Role of the government in enabling Blockchain
Frans Kempen, Blockchain lead for Logistics and Supply Chain industry at IBM Netherlands said that in his home country where he is on the board of a Blockchain coalition which houses government bodies and industries, defining common standards was key.
“As a government entity you need to define agreed upon standards. Within the government, there are several organisations who are key for enterprises to build up on. All of these industries need to support Blockchain as a model and in order to do that, all the stakeholders need to have the right tools to support business consortiums,” said Kempens.
According to Sreeram Anathasayanam, partner, government and public services at PwC said that it was pertinent to have a convergence point to the Blockchain applications in various fields. “There has to be communication between blockchains, which would allow different areas to thrive,” said Sreeram.
The government of Goa too is keen on ensuring Blockchain technology is used for the public good. Ameya Abhyankar, secretary (Goa Public Service Commission) said that the government of Goa is keen to take forward the right implementation of Blockchain.
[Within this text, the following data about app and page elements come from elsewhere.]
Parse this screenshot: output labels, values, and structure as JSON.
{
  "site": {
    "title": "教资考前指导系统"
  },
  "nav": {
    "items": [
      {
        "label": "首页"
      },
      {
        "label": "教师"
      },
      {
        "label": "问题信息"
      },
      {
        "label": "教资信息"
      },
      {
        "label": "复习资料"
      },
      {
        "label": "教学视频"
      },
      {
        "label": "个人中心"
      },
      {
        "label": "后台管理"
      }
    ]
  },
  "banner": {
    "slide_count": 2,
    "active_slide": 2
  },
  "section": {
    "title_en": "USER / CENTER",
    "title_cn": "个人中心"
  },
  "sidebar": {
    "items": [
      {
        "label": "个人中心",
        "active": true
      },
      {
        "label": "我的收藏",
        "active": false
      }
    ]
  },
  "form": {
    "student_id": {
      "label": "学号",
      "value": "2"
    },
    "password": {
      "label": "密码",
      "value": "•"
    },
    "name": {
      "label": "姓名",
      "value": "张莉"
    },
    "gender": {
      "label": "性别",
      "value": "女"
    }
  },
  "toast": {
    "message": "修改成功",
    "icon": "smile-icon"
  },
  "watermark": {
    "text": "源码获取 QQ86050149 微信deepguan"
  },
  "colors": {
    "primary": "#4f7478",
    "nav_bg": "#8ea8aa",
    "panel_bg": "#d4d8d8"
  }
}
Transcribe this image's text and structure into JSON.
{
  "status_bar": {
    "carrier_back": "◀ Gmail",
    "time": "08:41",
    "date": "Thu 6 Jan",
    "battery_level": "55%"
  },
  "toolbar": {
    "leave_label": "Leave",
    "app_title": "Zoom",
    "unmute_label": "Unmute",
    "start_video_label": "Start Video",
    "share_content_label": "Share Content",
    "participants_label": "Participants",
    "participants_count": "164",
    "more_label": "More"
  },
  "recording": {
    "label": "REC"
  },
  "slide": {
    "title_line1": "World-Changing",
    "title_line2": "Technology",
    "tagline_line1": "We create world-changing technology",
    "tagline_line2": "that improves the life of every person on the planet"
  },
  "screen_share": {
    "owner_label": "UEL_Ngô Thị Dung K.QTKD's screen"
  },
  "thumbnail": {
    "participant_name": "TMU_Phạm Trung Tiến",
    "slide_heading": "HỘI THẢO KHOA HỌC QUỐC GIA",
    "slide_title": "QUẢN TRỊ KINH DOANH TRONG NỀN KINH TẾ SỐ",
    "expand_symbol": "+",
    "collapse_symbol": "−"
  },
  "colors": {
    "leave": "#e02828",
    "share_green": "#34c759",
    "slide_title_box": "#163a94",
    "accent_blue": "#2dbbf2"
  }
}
“Blockchain is a mystery to the common man, so people need to understand the nuts and bolts of it. Other issue is to do with cost efficiency. We want to build a Centre of Excellence for Blockchain in Goa. We have a very strong social safety net, so we want to build and strengthen it through Blockchain. We want innovators to come to Goa and work on Blockchain related projects,” said Abhyankar.
Apart from the keynotes, the IBC 2018 had over 50 stalls of Blockchain startups working on various projects from smart contracts, cypto-exchanges, healthcare and more. The International Blockchain Congress will conclude in Goa on 5 August.